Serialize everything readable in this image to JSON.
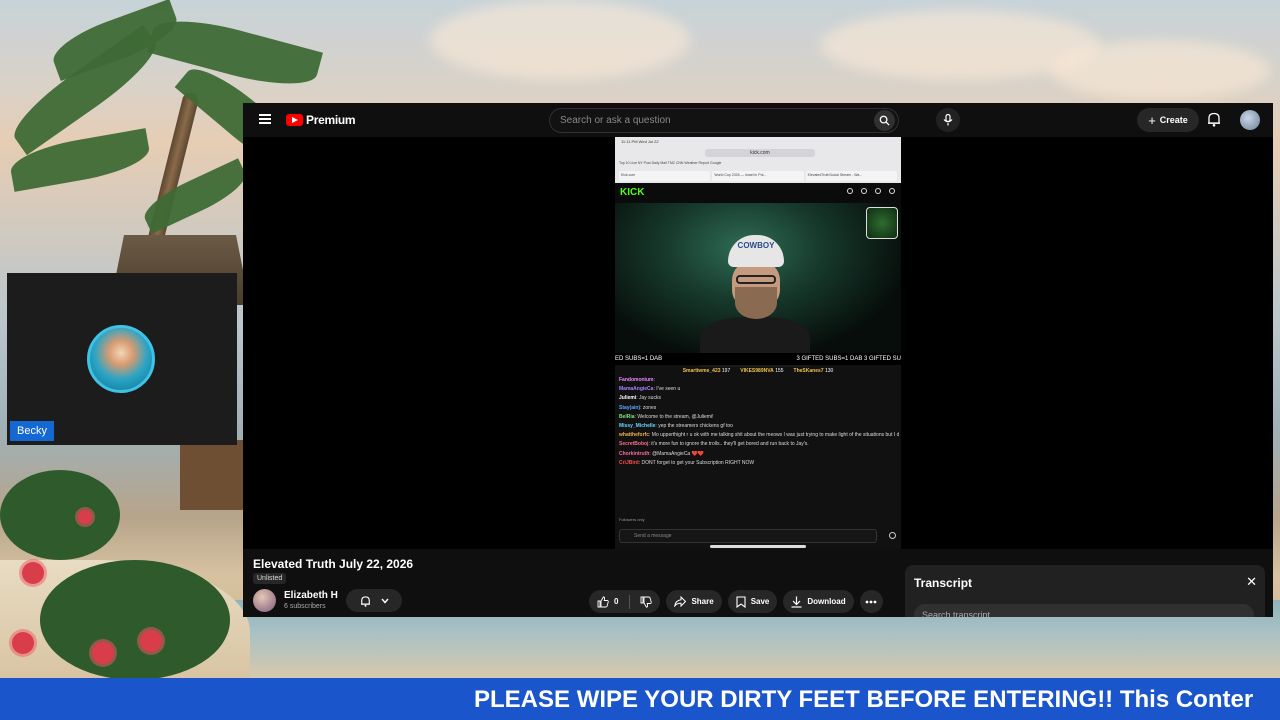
{
  "youtube": {
    "brand": "Premium",
    "search_placeholder": "Search or ask a question",
    "create_label": "Create",
    "video": {
      "title": "Elevated Truth July 22, 2026",
      "visibility": "Unlisted",
      "channel_name": "Elizabeth H",
      "subscribers": "6 subscribers",
      "like_count": "0",
      "share_label": "Share",
      "save_label": "Save",
      "download_label": "Download"
    },
    "transcript": {
      "title": "Transcript",
      "search_placeholder": "Search transcript"
    }
  },
  "stream": {
    "status_time": "11:11 PM  Wed Jul 22",
    "url": "kick.com",
    "bookmarks": "Top 10 Live   NY Post   Daily Mail   TMZ   CNN   Weather Report   Google",
    "tabs": [
      "Kick.com",
      "World Cup 2026 — Israel in Pot...",
      "ElevatedTruthSocial Stream - Wa..."
    ],
    "kick_logo": "KICK",
    "cap_text": "COWBOY",
    "goal_left": "ED SUBS=1 DAB",
    "goal_right": "3 GIFTED SUBS=1 DAB 3 GIFTED SU",
    "pinned": [
      {
        "user": "Smartiwme_423",
        "count": "197"
      },
      {
        "user": "VIKES989NVA",
        "count": "155"
      },
      {
        "user": "TheSKanes7",
        "count": "130"
      }
    ],
    "chat": [
      {
        "user": "Fandomonium",
        "color": "#e88bff",
        "text": ""
      },
      {
        "user": "MamaAngieCa",
        "color": "#a982ff",
        "text": "I've seen u"
      },
      {
        "user": "Juliemi",
        "color": "#ffffff",
        "text": "Jay sucks"
      },
      {
        "user": "Stay(ain)",
        "color": "#5aa7ff",
        "text": "zones"
      },
      {
        "user": "BelRia",
        "color": "#7de37d",
        "text": "Welcome to the stream, @Juliemi!"
      },
      {
        "user": "Missy_Michelle",
        "color": "#67d6ff",
        "text": "yep the streamers chickens gf too"
      },
      {
        "user": "whattheforfc",
        "color": "#f0b44c",
        "text": "Mo upperthight r u ok with me talking shit about the meows I was just trying to make light of the situations but I did it at the wrong time I'm sorry for that"
      },
      {
        "user": "SecretBoboj",
        "color": "#ff6a8a",
        "text": "it's more fun to ignore the trolls.. they'll get bored and run back to Jay's."
      },
      {
        "user": "Chorkintruth",
        "color": "#ff6aa0",
        "text": "@MamaAngieCa ❤️❤️"
      },
      {
        "user": "CriJBird",
        "color": "#ff4d4d",
        "text": "DONT forget to get your Subscription RIGHT NOW"
      }
    ],
    "followers_note": "Followers only",
    "send_placeholder": "Send a message"
  },
  "webcam": {
    "name": "Becky"
  },
  "ticker": {
    "text": "PLEASE WIPE YOUR DIRTY FEET BEFORE ENTERING!! This Conter"
  },
  "colors": {
    "youtube_red": "#ff0000",
    "kick_green": "#53fc18",
    "ticker_blue": "#1a55cc",
    "name_tag_blue": "#1468d4"
  }
}
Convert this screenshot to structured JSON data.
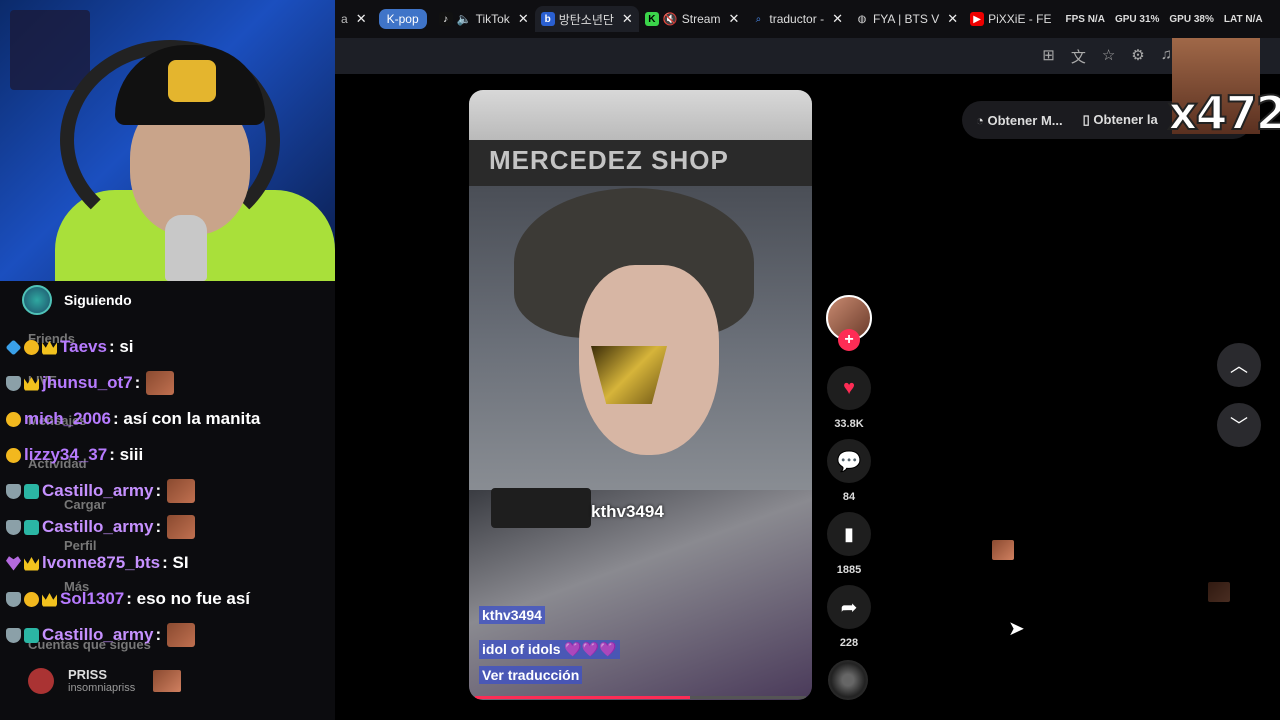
{
  "browser": {
    "tabs": [
      {
        "label": "K-pop",
        "style": "pill"
      },
      {
        "label": "TikTok",
        "icon": "tiktok-icon"
      },
      {
        "label": "방탄소년단",
        "icon": "bts-icon",
        "active": true
      },
      {
        "label": "Stream",
        "icon": "kick-icon"
      },
      {
        "label": "traductor -",
        "icon": "search-icon"
      },
      {
        "label": "FYA | BTS V",
        "icon": "globe-icon"
      },
      {
        "label": "PiXXiE - FE",
        "icon": "youtube-icon"
      }
    ],
    "stats": {
      "fps": "FPS N/A",
      "gpu": "GPU 31%",
      "gpu2": "GPU 38%",
      "lat": "LAT N/A"
    }
  },
  "sidebar": {
    "following_label": "Siguiendo",
    "ghost_items": [
      "Friends",
      "LIVE",
      "Mensajes",
      "Actividad",
      "Cargar",
      "Perfil",
      "Más",
      "Cuentas que sigues"
    ],
    "account": {
      "name": "PRISS",
      "handle": "insomniapriss"
    }
  },
  "chat": [
    {
      "user": "Taevs",
      "text": ": si",
      "badges": [
        "cube",
        "one",
        "crown"
      ]
    },
    {
      "user": "jhunsu_ot7",
      "text": ":",
      "badges": [
        "shield",
        "crown"
      ],
      "emote": true
    },
    {
      "user": "mich_2006",
      "text": ": así con la manita",
      "badges": [
        "emoji"
      ]
    },
    {
      "user": "lizzy34_37",
      "text": ": siii",
      "badges": [
        "emoji"
      ]
    },
    {
      "user": "Castillo_army",
      "text": ":",
      "badges": [
        "shield",
        "gg"
      ],
      "emote": true
    },
    {
      "user": "Castillo_army",
      "text": ":",
      "badges": [
        "shield",
        "gg"
      ],
      "emote": true
    },
    {
      "user": "lvonne875_bts",
      "text": ": SI",
      "badges": [
        "heart",
        "crown"
      ]
    },
    {
      "user": "Sol1307",
      "text": ": eso no fue así",
      "badges": [
        "shield",
        "one",
        "crown"
      ]
    },
    {
      "user": "Castillo_army",
      "text": ":",
      "badges": [
        "shield",
        "gg"
      ],
      "emote": true
    }
  ],
  "video": {
    "stage_text": "MERCEDEZ SHOP",
    "overlay_handle": "kthv3494",
    "author": "kthv3494",
    "description": "idol of idols 💜💜💜",
    "translate": "Ver traducción",
    "progress": 0.65
  },
  "actions": {
    "likes": "33.8K",
    "comments": "84",
    "saves": "1885",
    "shares": "228"
  },
  "get_bar": {
    "item1": "Obtener M...",
    "item2": "Obtener la"
  },
  "overlay": {
    "multiplier": "x472"
  }
}
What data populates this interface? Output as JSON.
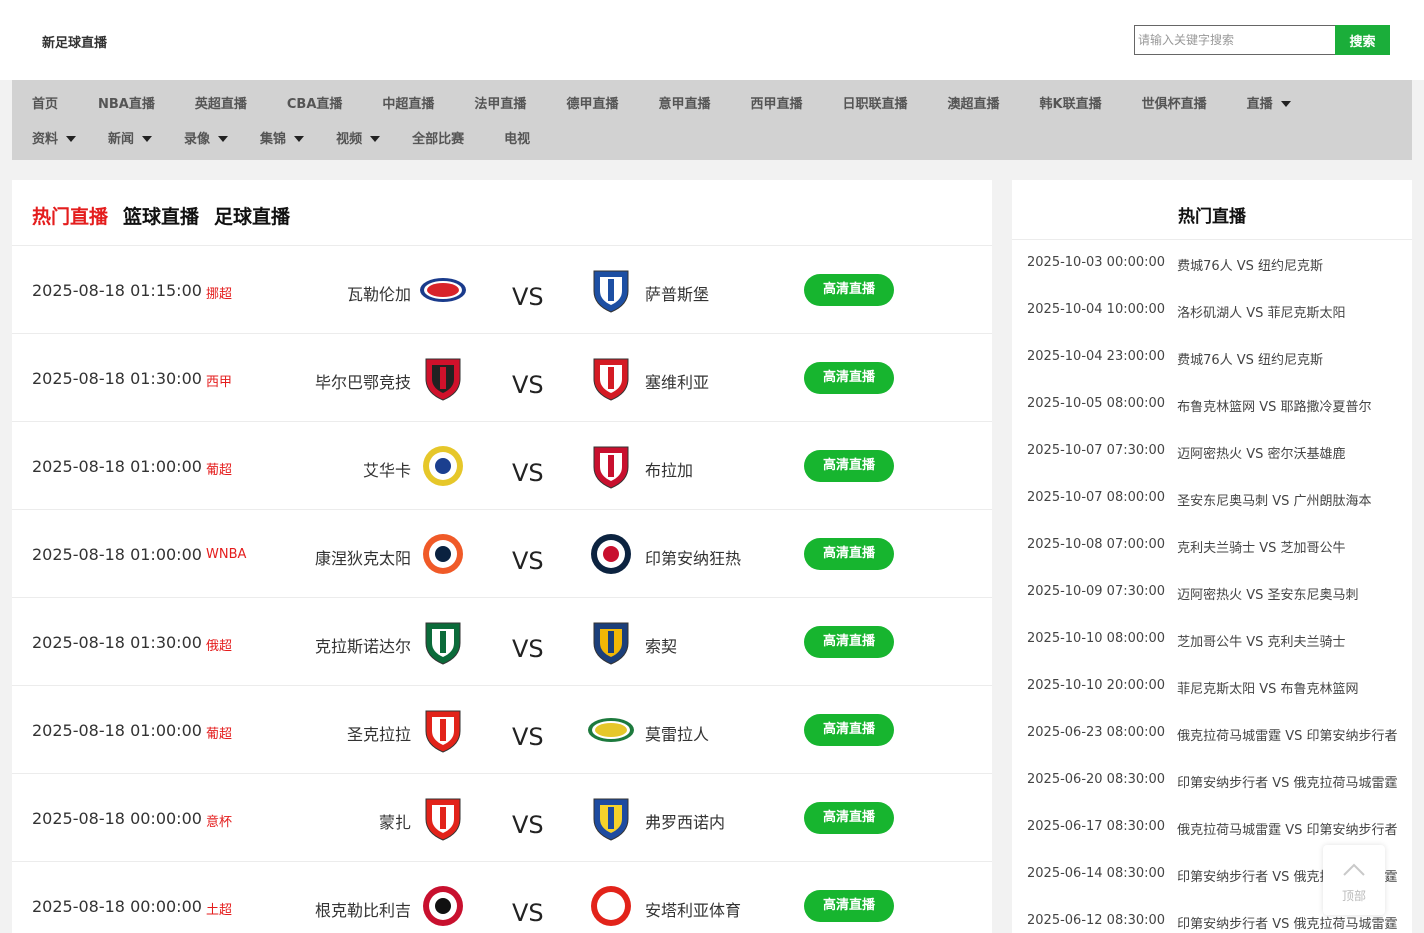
{
  "header": {
    "site_title": "新足球直播",
    "search_placeholder": "请输入关键字搜索",
    "search_button": "搜索"
  },
  "nav": {
    "row1": [
      {
        "label": "首页",
        "caret": false
      },
      {
        "label": "NBA直播",
        "caret": false
      },
      {
        "label": "英超直播",
        "caret": false
      },
      {
        "label": "CBA直播",
        "caret": false
      },
      {
        "label": "中超直播",
        "caret": false
      },
      {
        "label": "法甲直播",
        "caret": false
      },
      {
        "label": "德甲直播",
        "caret": false
      },
      {
        "label": "意甲直播",
        "caret": false
      },
      {
        "label": "西甲直播",
        "caret": false
      },
      {
        "label": "日职联直播",
        "caret": false
      },
      {
        "label": "澳超直播",
        "caret": false
      },
      {
        "label": "韩K联直播",
        "caret": false
      },
      {
        "label": "世俱杯直播",
        "caret": false
      },
      {
        "label": "直播",
        "caret": true
      }
    ],
    "row2": [
      {
        "label": "资料",
        "caret": true
      },
      {
        "label": "新闻",
        "caret": true
      },
      {
        "label": "录像",
        "caret": true
      },
      {
        "label": "集锦",
        "caret": true
      },
      {
        "label": "视频",
        "caret": true
      },
      {
        "label": "全部比赛",
        "caret": false
      },
      {
        "label": "电视",
        "caret": false
      }
    ]
  },
  "tabs": [
    "热门直播",
    "篮球直播",
    "足球直播"
  ],
  "matches": [
    {
      "time": "2025-08-18 01:15:00",
      "league": "挪超",
      "home": "瓦勒伦加",
      "away": "萨普斯堡",
      "vs": "VS",
      "button": "高清直播",
      "home_logo": "valerenga-crest-icon",
      "away_logo": "sarpsborg-crest-icon",
      "home_colors": [
        "#1a3b8c",
        "#d8232a"
      ],
      "away_colors": [
        "#1d4fa3",
        "#ffffff"
      ]
    },
    {
      "time": "2025-08-18 01:30:00",
      "league": "西甲",
      "home": "毕尔巴鄂竞技",
      "away": "塞维利亚",
      "vs": "VS",
      "button": "高清直播",
      "home_logo": "athletic-club-crest-icon",
      "away_logo": "sevilla-crest-icon",
      "home_colors": [
        "#d0112b",
        "#222222"
      ],
      "away_colors": [
        "#d41b24",
        "#ffffff"
      ]
    },
    {
      "time": "2025-08-18 01:00:00",
      "league": "葡超",
      "home": "艾华卡",
      "away": "布拉加",
      "vs": "VS",
      "button": "高清直播",
      "home_logo": "ave-crest-icon",
      "away_logo": "braga-crest-icon",
      "home_colors": [
        "#e6c72a",
        "#1b3f8f"
      ],
      "away_colors": [
        "#c8102e",
        "#ffffff"
      ]
    },
    {
      "time": "2025-08-18 01:00:00",
      "league": "WNBA",
      "home": "康涅狄克太阳",
      "away": "印第安纳狂热",
      "vs": "VS",
      "button": "高清直播",
      "home_logo": "connecticut-sun-logo-icon",
      "away_logo": "indiana-fever-logo-icon",
      "home_colors": [
        "#f05a28",
        "#0a2240"
      ],
      "away_colors": [
        "#0c2340",
        "#c8102e"
      ]
    },
    {
      "time": "2025-08-18 01:30:00",
      "league": "俄超",
      "home": "克拉斯诺达尔",
      "away": "索契",
      "vs": "VS",
      "button": "高清直播",
      "home_logo": "krasnodar-crest-icon",
      "away_logo": "sochi-crest-icon",
      "home_colors": [
        "#0b6b3a",
        "#ffffff"
      ],
      "away_colors": [
        "#1c3f7a",
        "#f2b705"
      ]
    },
    {
      "time": "2025-08-18 01:00:00",
      "league": "葡超",
      "home": "圣克拉拉",
      "away": "莫雷拉人",
      "vs": "VS",
      "button": "高清直播",
      "home_logo": "santa-clara-crest-icon",
      "away_logo": "moreirense-crest-icon",
      "home_colors": [
        "#e2231a",
        "#ffffff"
      ],
      "away_colors": [
        "#1d7a3d",
        "#e6c72a"
      ]
    },
    {
      "time": "2025-08-18 00:00:00",
      "league": "意杯",
      "home": "蒙扎",
      "away": "弗罗西诺内",
      "vs": "VS",
      "button": "高清直播",
      "home_logo": "monza-crest-icon",
      "away_logo": "frosinone-crest-icon",
      "home_colors": [
        "#e2231a",
        "#ffffff"
      ],
      "away_colors": [
        "#1e4ba0",
        "#f6d22a"
      ]
    },
    {
      "time": "2025-08-18 00:00:00",
      "league": "土超",
      "home": "根克勒比利吉",
      "away": "安塔利亚体育",
      "vs": "VS",
      "button": "高清直播",
      "home_logo": "genclerbirligi-crest-icon",
      "away_logo": "antalyaspor-crest-icon",
      "home_colors": [
        "#c8102e",
        "#111111"
      ],
      "away_colors": [
        "#e2231a",
        "#ffffff"
      ]
    }
  ],
  "sidebar": {
    "title": "热门直播",
    "items": [
      {
        "time": "2025-10-03 00:00:00",
        "match": "费城76人 VS 纽约尼克斯"
      },
      {
        "time": "2025-10-04 10:00:00",
        "match": "洛杉矶湖人 VS 菲尼克斯太阳"
      },
      {
        "time": "2025-10-04 23:00:00",
        "match": "费城76人 VS 纽约尼克斯"
      },
      {
        "time": "2025-10-05 08:00:00",
        "match": "布鲁克林篮网 VS 耶路撒冷夏普尔"
      },
      {
        "time": "2025-10-07 07:30:00",
        "match": "迈阿密热火 VS 密尔沃基雄鹿"
      },
      {
        "time": "2025-10-07 08:00:00",
        "match": "圣安东尼奥马刺 VS 广州朗肽海本"
      },
      {
        "time": "2025-10-08 07:00:00",
        "match": "克利夫兰骑士 VS 芝加哥公牛"
      },
      {
        "time": "2025-10-09 07:30:00",
        "match": "迈阿密热火 VS 圣安东尼奥马刺"
      },
      {
        "time": "2025-10-10 08:00:00",
        "match": "芝加哥公牛 VS 克利夫兰骑士"
      },
      {
        "time": "2025-10-10 20:00:00",
        "match": "菲尼克斯太阳 VS 布鲁克林篮网"
      },
      {
        "time": "2025-06-23 08:00:00",
        "match": "俄克拉荷马城雷霆 VS 印第安纳步行者"
      },
      {
        "time": "2025-06-20 08:30:00",
        "match": "印第安纳步行者 VS 俄克拉荷马城雷霆"
      },
      {
        "time": "2025-06-17 08:30:00",
        "match": "俄克拉荷马城雷霆 VS 印第安纳步行者"
      },
      {
        "time": "2025-06-14 08:30:00",
        "match": "印第安纳步行者 VS 俄克拉荷马城雷霆"
      },
      {
        "time": "2025-06-12 08:30:00",
        "match": "印第安纳步行者 VS 俄克拉荷马城雷霆"
      }
    ]
  },
  "back_to_top": {
    "label": "顶部",
    "icon": "chevron-up-icon"
  },
  "colors": {
    "accent_red": "#e41d1d",
    "button_green": "#17b52f",
    "search_green": "#1bae3a",
    "nav_bg": "#d2d2d2"
  }
}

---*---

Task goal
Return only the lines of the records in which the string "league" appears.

Result of this exercise
      "league": "挪超",
      "league": "西甲",
      "league": "葡超",
      "league": "WNBA",
      "league": "俄超",
      "league": "葡超",
      "league": "意杯",
      "league": "土超",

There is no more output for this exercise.